Dataset records:
.....

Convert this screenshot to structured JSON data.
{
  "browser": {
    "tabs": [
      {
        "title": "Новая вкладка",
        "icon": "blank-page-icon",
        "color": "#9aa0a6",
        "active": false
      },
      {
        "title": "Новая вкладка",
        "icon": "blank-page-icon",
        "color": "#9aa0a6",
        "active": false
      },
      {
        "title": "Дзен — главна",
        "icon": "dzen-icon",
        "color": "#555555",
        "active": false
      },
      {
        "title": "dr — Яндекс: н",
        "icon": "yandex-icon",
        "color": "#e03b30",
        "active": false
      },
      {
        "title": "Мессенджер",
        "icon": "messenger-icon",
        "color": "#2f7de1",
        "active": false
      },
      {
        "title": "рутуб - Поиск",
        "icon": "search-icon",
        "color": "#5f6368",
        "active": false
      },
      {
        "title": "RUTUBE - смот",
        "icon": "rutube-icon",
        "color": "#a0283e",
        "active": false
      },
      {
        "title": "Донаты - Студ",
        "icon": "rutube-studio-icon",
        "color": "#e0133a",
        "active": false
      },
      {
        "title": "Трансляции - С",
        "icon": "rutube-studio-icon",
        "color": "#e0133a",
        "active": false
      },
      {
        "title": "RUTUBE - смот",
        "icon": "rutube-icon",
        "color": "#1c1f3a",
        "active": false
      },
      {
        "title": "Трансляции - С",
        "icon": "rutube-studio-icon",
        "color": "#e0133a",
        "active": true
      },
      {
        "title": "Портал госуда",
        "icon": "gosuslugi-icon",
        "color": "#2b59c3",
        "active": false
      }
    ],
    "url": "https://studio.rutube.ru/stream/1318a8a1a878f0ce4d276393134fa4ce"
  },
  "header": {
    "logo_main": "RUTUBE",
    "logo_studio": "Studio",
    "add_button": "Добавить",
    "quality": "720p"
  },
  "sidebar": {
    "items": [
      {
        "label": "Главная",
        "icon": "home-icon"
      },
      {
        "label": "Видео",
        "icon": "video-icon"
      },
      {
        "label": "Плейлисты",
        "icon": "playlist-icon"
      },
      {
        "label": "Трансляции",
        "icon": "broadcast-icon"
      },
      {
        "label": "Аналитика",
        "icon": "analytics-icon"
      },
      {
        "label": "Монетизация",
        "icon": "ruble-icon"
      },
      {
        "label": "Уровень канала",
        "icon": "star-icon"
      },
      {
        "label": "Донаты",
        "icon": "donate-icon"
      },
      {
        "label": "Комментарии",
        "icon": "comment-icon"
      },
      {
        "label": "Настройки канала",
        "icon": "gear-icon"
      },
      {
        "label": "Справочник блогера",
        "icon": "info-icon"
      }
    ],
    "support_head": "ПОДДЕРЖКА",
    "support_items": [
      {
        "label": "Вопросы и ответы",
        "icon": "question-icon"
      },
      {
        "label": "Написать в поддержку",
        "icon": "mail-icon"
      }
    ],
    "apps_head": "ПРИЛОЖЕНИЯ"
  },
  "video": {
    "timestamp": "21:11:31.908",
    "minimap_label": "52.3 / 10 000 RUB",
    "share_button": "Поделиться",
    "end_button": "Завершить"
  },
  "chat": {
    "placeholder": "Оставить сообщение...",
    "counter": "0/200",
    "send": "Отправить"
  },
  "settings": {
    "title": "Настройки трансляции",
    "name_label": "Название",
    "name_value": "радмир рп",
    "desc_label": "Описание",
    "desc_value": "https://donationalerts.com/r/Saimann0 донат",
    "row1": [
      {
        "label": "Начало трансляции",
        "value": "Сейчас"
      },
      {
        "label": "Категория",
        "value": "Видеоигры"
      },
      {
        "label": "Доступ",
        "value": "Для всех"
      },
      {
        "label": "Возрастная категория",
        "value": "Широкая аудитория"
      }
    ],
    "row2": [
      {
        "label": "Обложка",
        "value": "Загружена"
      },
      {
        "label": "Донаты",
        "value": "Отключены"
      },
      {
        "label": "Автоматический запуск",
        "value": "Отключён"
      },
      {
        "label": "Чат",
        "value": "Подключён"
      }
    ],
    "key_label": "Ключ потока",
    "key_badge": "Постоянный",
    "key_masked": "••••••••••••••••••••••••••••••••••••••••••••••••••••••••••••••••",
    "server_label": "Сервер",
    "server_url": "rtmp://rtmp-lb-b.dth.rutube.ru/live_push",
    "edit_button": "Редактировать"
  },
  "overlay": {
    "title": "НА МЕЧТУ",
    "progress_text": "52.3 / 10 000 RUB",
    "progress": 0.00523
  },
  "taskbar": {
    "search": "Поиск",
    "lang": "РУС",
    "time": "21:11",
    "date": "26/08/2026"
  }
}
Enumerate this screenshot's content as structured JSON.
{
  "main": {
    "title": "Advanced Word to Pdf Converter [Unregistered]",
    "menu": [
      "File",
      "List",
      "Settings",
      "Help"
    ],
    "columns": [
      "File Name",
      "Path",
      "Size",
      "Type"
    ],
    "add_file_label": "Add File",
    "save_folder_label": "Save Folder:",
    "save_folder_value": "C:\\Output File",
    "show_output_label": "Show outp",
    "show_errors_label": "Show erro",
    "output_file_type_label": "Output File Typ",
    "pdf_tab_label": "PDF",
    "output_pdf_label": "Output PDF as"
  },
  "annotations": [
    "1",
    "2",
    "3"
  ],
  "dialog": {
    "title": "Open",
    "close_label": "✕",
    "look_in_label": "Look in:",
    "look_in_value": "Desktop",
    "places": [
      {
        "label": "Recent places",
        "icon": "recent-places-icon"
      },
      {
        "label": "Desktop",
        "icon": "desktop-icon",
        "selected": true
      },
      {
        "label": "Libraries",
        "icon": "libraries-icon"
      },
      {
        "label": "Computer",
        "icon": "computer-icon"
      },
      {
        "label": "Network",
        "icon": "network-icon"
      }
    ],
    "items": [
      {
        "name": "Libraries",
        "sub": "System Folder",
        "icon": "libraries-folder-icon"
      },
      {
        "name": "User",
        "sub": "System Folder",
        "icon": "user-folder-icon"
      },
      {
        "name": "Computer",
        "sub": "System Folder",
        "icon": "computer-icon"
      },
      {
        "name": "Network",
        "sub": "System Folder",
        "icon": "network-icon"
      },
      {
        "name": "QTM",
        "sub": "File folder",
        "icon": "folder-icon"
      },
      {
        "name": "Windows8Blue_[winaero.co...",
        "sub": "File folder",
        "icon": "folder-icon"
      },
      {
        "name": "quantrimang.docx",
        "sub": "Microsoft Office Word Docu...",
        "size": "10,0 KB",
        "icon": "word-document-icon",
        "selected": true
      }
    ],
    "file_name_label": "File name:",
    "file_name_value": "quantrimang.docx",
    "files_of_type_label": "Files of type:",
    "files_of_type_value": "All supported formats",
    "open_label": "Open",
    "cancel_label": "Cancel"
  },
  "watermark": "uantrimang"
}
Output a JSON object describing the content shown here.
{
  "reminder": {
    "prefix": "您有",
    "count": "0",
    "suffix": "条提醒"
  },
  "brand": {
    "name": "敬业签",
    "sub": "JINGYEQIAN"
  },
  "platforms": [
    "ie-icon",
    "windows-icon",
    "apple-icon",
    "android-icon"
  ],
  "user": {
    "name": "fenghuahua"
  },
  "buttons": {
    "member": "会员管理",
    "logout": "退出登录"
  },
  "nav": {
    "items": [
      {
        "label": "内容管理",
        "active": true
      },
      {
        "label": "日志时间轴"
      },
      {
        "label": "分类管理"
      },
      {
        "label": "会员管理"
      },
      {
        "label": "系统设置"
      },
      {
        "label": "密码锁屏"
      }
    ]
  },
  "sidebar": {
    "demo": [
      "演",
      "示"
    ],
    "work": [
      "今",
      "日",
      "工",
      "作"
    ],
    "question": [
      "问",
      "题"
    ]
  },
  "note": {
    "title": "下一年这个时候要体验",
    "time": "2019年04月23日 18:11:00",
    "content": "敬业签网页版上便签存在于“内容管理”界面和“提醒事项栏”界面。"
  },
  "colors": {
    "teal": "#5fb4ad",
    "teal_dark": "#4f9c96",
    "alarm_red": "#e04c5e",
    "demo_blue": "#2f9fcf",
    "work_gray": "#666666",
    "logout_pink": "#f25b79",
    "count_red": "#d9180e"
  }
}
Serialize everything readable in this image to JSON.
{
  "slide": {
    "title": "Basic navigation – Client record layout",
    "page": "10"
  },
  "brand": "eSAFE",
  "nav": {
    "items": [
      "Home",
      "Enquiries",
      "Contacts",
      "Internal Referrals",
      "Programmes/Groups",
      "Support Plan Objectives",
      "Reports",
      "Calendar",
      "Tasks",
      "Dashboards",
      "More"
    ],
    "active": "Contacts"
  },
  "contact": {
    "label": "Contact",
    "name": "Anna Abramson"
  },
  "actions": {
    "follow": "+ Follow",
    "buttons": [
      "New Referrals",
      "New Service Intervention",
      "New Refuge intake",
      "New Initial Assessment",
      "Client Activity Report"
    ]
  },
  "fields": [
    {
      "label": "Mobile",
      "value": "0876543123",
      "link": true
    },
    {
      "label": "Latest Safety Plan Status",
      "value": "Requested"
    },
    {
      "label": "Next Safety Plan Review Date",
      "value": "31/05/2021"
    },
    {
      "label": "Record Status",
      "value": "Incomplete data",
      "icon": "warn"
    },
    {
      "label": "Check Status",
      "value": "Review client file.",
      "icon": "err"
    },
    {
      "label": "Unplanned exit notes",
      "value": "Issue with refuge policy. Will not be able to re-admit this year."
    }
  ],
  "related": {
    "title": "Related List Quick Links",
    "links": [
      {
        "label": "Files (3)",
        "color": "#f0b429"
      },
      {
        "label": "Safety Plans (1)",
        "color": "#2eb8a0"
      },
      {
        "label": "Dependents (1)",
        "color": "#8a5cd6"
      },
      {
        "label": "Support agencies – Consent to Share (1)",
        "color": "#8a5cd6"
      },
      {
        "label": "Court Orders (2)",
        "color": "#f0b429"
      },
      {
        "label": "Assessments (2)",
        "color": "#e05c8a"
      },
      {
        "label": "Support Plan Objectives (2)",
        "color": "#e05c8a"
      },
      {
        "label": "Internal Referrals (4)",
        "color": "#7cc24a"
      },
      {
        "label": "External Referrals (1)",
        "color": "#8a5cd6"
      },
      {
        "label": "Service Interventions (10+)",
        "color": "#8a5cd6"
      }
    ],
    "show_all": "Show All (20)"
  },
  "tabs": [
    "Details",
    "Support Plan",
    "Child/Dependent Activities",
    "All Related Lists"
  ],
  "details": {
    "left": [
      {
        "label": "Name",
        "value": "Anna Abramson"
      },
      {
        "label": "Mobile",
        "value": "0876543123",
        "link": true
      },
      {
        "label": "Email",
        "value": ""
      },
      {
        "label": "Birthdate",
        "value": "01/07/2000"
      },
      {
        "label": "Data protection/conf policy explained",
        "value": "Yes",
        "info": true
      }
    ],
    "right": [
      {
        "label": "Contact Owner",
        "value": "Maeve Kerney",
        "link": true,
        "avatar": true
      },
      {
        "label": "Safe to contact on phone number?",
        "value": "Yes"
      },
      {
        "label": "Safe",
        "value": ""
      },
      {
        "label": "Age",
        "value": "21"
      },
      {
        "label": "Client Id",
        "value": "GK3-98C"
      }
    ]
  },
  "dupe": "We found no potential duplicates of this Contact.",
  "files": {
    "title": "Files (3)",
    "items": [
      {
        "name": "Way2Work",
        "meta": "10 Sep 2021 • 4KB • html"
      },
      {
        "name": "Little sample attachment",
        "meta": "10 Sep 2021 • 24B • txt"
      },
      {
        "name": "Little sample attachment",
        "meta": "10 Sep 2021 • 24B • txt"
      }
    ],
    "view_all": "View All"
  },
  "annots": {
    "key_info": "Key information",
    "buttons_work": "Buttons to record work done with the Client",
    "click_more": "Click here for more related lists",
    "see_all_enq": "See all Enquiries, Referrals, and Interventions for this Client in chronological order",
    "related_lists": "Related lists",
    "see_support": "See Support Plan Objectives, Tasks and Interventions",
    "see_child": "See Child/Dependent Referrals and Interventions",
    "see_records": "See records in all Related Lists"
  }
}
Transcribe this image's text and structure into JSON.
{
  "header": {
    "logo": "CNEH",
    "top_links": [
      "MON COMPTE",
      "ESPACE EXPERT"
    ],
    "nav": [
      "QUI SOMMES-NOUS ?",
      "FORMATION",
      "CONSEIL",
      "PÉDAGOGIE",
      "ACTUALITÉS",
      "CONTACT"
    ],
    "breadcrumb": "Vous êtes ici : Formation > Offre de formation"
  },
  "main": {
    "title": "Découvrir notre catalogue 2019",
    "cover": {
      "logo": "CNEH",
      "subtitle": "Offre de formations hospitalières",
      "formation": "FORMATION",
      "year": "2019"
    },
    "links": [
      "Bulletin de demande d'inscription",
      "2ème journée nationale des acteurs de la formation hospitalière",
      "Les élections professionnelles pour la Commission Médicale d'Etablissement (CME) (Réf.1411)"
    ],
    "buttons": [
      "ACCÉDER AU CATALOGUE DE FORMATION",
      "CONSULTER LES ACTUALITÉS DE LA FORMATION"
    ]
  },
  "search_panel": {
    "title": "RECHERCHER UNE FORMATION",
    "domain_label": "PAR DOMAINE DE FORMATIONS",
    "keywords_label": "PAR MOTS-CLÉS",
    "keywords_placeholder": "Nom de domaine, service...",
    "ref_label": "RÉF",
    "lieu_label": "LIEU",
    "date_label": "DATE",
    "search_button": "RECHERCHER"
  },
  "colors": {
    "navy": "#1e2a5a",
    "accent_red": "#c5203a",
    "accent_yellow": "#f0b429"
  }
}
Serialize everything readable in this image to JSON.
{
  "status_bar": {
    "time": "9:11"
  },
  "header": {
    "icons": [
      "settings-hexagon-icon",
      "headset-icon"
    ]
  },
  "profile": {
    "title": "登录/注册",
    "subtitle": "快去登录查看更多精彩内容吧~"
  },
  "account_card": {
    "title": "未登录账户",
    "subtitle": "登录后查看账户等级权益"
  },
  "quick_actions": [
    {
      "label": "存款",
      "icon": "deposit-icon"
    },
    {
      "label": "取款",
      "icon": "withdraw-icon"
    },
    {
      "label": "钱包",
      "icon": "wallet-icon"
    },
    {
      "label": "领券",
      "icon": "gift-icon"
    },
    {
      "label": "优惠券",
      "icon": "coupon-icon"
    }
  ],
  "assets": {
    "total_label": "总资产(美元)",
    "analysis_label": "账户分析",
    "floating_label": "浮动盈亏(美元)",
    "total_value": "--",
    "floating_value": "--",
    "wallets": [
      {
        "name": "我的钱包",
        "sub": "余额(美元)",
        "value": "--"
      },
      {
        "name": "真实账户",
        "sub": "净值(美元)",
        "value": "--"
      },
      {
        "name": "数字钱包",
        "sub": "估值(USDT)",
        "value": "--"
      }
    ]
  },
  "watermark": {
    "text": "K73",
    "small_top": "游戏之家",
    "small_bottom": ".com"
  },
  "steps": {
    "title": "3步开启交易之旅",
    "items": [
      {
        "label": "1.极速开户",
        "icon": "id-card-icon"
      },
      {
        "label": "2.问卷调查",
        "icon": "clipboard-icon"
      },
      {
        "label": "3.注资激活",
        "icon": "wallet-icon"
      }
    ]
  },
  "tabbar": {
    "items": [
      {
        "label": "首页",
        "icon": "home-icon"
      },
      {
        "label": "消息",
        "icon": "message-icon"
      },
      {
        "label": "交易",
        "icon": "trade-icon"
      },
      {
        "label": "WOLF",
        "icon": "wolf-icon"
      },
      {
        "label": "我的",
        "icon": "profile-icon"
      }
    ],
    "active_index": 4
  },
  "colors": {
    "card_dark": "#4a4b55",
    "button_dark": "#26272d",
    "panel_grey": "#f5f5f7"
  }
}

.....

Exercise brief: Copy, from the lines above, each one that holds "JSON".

Written reply:
Convert this screenshot to structured JSON data.
Enumerate this screenshot's content as structured JSON.
Output a JSON object describing the content shown here.
Serialize everything readable in this image to JSON.
Transcribe this image's text and structure into JSON.
Serialize everything readable in this image to JSON.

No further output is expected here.